Rising Anger – The South China Morning Post reports on protests Sunday in Hong Kong demanding Chinese authorities investigate last week’s suspicious death of Tiananmen dissident Li Wangyang. The demonstration came as officials in the activist’s Hunan province hometown claimed Li died “an accidental death” and his body was cremated at the request of relatives. “According to reports, Li’s family did not consent to an autopsy or his cremation,” it says.
Too Close For Comfort – A week of high-profile defendants at the Leveson Inquiry kicks off today with former Prime Minister Gordon Brown and Chancellor George Osborne appearing on the stand. The Daily Telegraph, which is live-blogging the day of testimony, reports that Brown admitted the Labour party “accepted too easily” a closed media culture and established that there is a line to be drawn over the relationship between politicians and the media: “You can serve up dinner, but you can’t serve up BSkyB as part of that dinner.”
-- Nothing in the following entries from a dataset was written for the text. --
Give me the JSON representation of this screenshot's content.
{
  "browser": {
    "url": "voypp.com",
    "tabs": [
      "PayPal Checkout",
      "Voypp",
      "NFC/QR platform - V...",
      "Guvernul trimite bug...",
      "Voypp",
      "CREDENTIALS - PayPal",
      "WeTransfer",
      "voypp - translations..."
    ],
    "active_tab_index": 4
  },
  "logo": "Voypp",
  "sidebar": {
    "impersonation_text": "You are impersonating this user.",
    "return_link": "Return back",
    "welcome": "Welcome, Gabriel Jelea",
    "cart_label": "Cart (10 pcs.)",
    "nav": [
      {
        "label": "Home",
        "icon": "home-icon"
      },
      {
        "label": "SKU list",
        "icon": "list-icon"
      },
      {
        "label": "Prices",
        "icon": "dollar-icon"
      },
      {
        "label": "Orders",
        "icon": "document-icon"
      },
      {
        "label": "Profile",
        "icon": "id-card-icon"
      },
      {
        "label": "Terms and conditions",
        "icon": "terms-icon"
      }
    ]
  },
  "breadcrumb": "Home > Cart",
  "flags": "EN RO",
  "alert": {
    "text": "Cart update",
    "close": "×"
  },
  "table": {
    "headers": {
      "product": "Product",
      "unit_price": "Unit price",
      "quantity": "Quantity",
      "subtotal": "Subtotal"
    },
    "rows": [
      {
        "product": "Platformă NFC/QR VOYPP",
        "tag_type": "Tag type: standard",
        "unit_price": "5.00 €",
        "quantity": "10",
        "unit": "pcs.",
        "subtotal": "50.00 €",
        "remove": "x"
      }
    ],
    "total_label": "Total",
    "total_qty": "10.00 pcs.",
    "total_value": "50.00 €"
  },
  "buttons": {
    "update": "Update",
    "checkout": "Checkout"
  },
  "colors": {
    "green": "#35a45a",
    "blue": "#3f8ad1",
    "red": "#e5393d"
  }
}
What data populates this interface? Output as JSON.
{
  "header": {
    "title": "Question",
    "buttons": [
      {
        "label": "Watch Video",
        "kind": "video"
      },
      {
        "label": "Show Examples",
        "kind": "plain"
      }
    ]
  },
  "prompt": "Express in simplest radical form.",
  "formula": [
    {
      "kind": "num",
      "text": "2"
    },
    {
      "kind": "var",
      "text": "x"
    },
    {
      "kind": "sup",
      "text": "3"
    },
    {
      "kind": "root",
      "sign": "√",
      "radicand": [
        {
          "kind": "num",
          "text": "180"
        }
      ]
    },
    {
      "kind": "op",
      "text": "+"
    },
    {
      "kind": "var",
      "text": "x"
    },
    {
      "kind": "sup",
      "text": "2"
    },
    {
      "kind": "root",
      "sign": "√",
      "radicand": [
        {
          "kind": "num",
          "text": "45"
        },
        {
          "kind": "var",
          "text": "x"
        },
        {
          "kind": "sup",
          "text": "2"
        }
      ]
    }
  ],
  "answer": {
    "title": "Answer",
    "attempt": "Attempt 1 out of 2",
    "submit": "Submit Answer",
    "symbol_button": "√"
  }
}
Counter-Revolution – Global Post examines Saudi Arabia’s efforts to stymie the Arab Spring in the region, but notes not all has gone to plan. “Riyadh is pushing a bold agenda to strengthen the long-standing union between its fellow Gulf monarchies, apparently to prevent the Arab world’s revolutionary fervor from spreading,” it writes. “The move was met with skepticism and outright hostility from neighboring states, which are reluctant to cede their growing autonomy.”
Bailout Blues – After Spain’s banks were granted a bailout from the euro zone, The New York Times says the repeated pattern of rescuing banks around Europe is “like a comedy routine” and condemns the fact that it’s “only the banks that get rescued, not the unemployed.” It describes as “striking” the idea that European leaders “have no intention of changing the policies that have left almost a quarter of Spain’s workers … jobless.”
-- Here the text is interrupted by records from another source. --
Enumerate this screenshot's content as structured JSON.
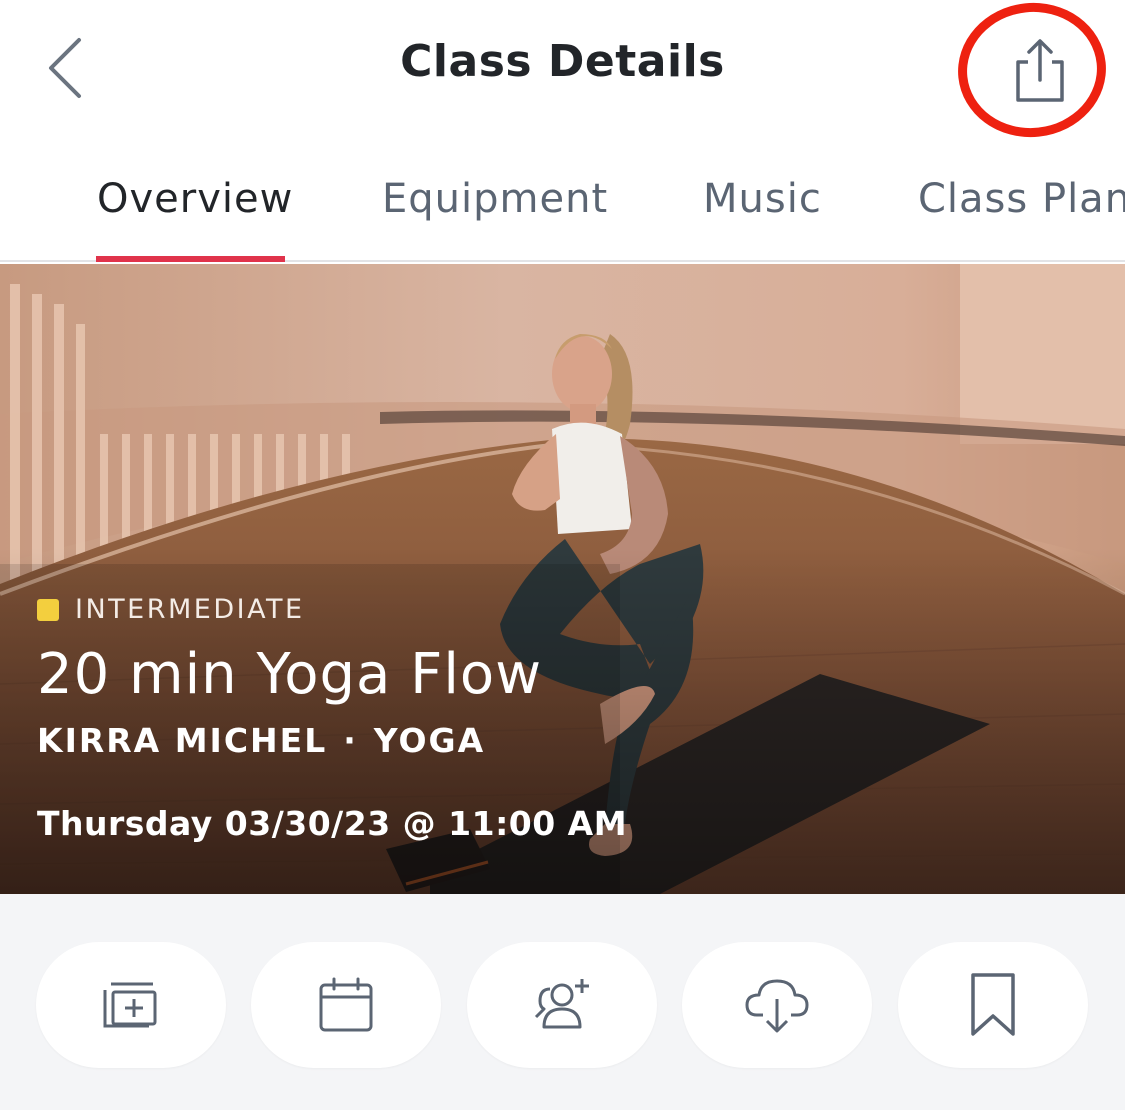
{
  "header": {
    "title": "Class Details",
    "back_icon": "chevron-left-icon",
    "share_icon": "share-icon"
  },
  "tabs": [
    {
      "label": "Overview",
      "active": true
    },
    {
      "label": "Equipment",
      "active": false
    },
    {
      "label": "Music",
      "active": false
    },
    {
      "label": "Class Plan",
      "active": false
    }
  ],
  "hero": {
    "level": "INTERMEDIATE",
    "title": "20 min Yoga Flow",
    "instructor": "KIRRA MICHEL",
    "separator": "·",
    "category": "YOGA",
    "schedule": "Thursday 03/30/23 @ 11:00 AM"
  },
  "actions": [
    {
      "icon": "add-to-stack-icon"
    },
    {
      "icon": "calendar-icon"
    },
    {
      "icon": "add-friend-icon"
    },
    {
      "icon": "cloud-download-icon"
    },
    {
      "icon": "bookmark-icon"
    }
  ],
  "colors": {
    "accent": "#e0334b",
    "highlight": "#ee2110",
    "level_intermediate": "#f3cf3e",
    "title_text": "#222529",
    "tab_inactive": "#5b6573"
  }
}
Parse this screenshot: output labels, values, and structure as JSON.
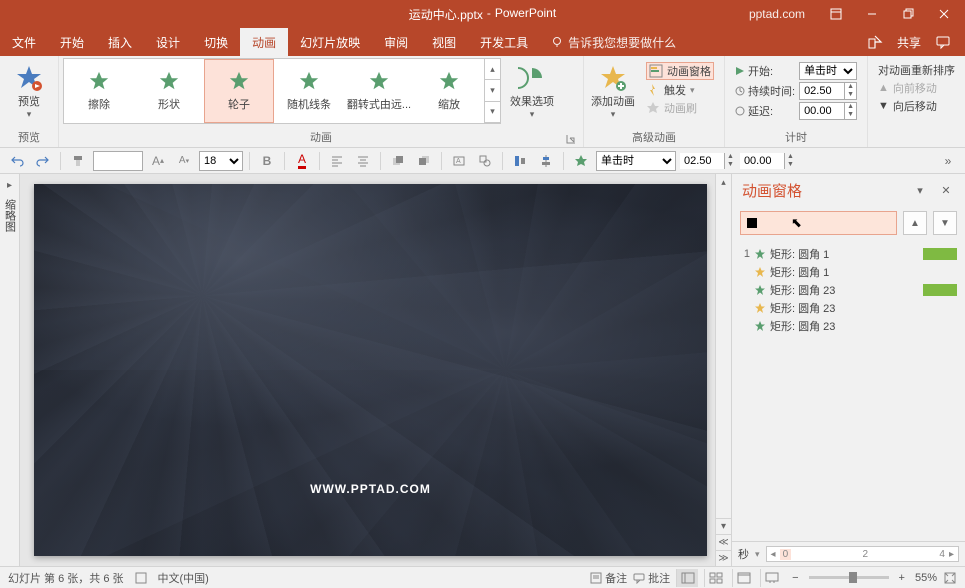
{
  "titlebar": {
    "filename": "运动中心.pptx",
    "app": "PowerPoint",
    "link": "pptad.com"
  },
  "menubar": {
    "tabs": [
      "文件",
      "开始",
      "插入",
      "设计",
      "切换",
      "动画",
      "幻灯片放映",
      "审阅",
      "视图",
      "开发工具"
    ],
    "active_index": 5,
    "tell_me": "告诉我您想要做什么",
    "share": "共享"
  },
  "ribbon": {
    "preview": {
      "label": "预览",
      "group": "预览"
    },
    "gallery": {
      "items": [
        {
          "label": "擦除",
          "color": "green"
        },
        {
          "label": "形状",
          "color": "green"
        },
        {
          "label": "轮子",
          "color": "green",
          "selected": true
        },
        {
          "label": "随机线条",
          "color": "green"
        },
        {
          "label": "翻转式由远...",
          "color": "green"
        },
        {
          "label": "缩放",
          "color": "green"
        }
      ],
      "group": "动画"
    },
    "effect_options": {
      "label": "效果选项"
    },
    "add_anim": {
      "label": "添加动画",
      "group": "高级动画"
    },
    "adv": {
      "pane": "动画窗格",
      "trigger": "触发",
      "painter": "动画刷"
    },
    "timing": {
      "start_lbl": "开始:",
      "start_val": "单击时",
      "duration_lbl": "持续时间:",
      "duration_val": "02.50",
      "delay_lbl": "延迟:",
      "delay_val": "00.00",
      "group": "计时"
    },
    "reorder": {
      "hdr": "对动画重新排序",
      "earlier": "向前移动",
      "later": "向后移动"
    }
  },
  "qat": {
    "font_size": "18",
    "start": "单击时",
    "duration": "02.50",
    "delay": "00.00"
  },
  "slide": {
    "watermark": "WWW.PPTAD.COM"
  },
  "thumbnails_label": "缩略图",
  "anim_pane": {
    "title": "动画窗格",
    "items": [
      {
        "num": "1",
        "star": "green",
        "name": "矩形: 圆角 1",
        "bar": true
      },
      {
        "num": "",
        "star": "yellow",
        "name": "矩形: 圆角 1",
        "bar": false
      },
      {
        "num": "",
        "star": "green",
        "name": "矩形: 圆角 23",
        "bar": true
      },
      {
        "num": "",
        "star": "yellow",
        "name": "矩形: 圆角 23",
        "bar": false
      },
      {
        "num": "",
        "star": "green",
        "name": "矩形: 圆角 23",
        "bar": false
      }
    ],
    "seconds": "秒",
    "timeline": [
      "0",
      "2",
      "4"
    ]
  },
  "statusbar": {
    "slide_info": "幻灯片 第 6 张，共 6 张",
    "lang": "中文(中国)",
    "notes": "备注",
    "comments": "批注",
    "zoom": "55%"
  }
}
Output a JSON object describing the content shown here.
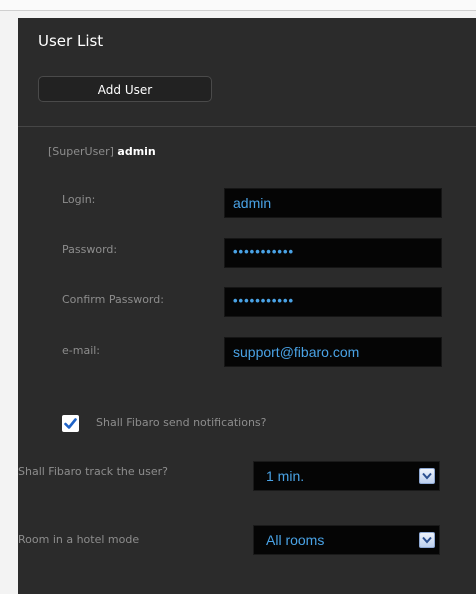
{
  "panel": {
    "title": "User List",
    "add_user_label": "Add User"
  },
  "user": {
    "role_tag": "[SuperUser]",
    "name": "admin",
    "fields": {
      "login_label": "Login:",
      "login_value": "admin",
      "password_label": "Password:",
      "password_value": "•••••••••••",
      "confirm_label": "Confirm Password:",
      "confirm_value": "•••••••••••",
      "email_label": "e-mail:",
      "email_value": "support@fibaro.com"
    }
  },
  "notifications": {
    "label": "Shall Fibaro send notifications?",
    "checked": true
  },
  "tracking": {
    "label": "Shall Fibaro track the user?",
    "selected": "1 min."
  },
  "hotel_mode": {
    "label": "Room in a hotel mode",
    "selected": "All rooms"
  },
  "colors": {
    "panel_bg": "#2b2b2b",
    "input_bg": "#050505",
    "value_text": "#4aa3e6",
    "label_text": "#8d8d8d",
    "checkbox_check": "#1f63c7"
  },
  "icons": {
    "checkbox": "check-icon",
    "dropdown": "chevron-down-icon"
  }
}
New Tack – Ahead of Mexico’s July 1 presidential election, The New York Times analyzes the three leading candidates’ strategies for the country’s deadly drug war, noting a major re-emphasis on reducing the violence in Mexico over blocking the flow of drugs to the U.S. The paper says: “…the potential shift, reflecting the thinking of a growing number of crime researchers, has raised concern among some American policy makers.”
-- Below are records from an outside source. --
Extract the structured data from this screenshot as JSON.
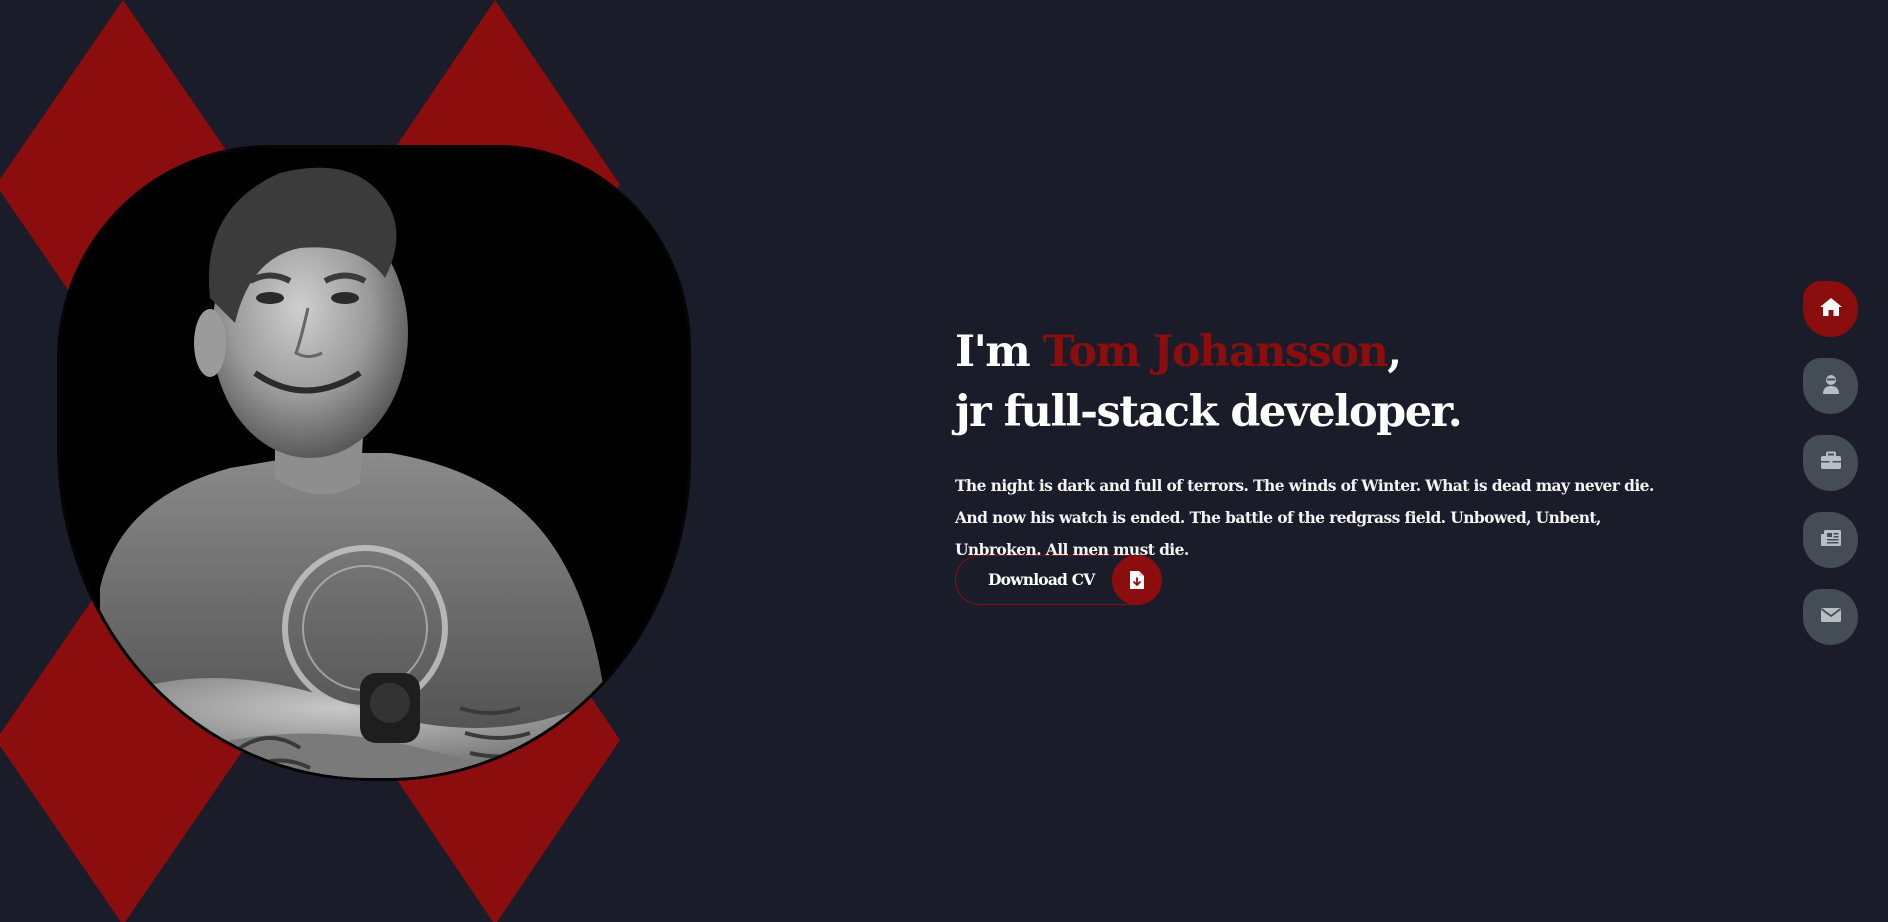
{
  "hero": {
    "greeting": "I'm ",
    "name": "Tom Johansson",
    "comma": ",",
    "role": "jr full-stack developer.",
    "description": "The night is dark and full of terrors. The winds of Winter. What is dead may never die. And now his watch is ended. The battle of the redgrass field. Unbowed, Unbent, Unbroken. All men must die."
  },
  "cv_button": {
    "label": "Download CV",
    "icon": "file-download-icon"
  },
  "side_nav": {
    "items": [
      {
        "icon": "home-icon",
        "active": true
      },
      {
        "icon": "user-icon",
        "active": false
      },
      {
        "icon": "briefcase-icon",
        "active": false
      },
      {
        "icon": "newspaper-icon",
        "active": false
      },
      {
        "icon": "envelope-icon",
        "active": false
      }
    ]
  },
  "colors": {
    "background": "#1a1c29",
    "accent": "#8b0d0d",
    "nav_inactive": "#444c55",
    "text": "#ffffff"
  }
}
Stay or Nay? – The Guardian argues against the notion that a majority of Britons desire a referendum on E.U. membership, asserting that “Eurosceptics … should be careful what they wish for.” The paper says the best alternative to a referendum on E.U. membership would be the opportunity to vote to “stay in the E.U. but under new terms.”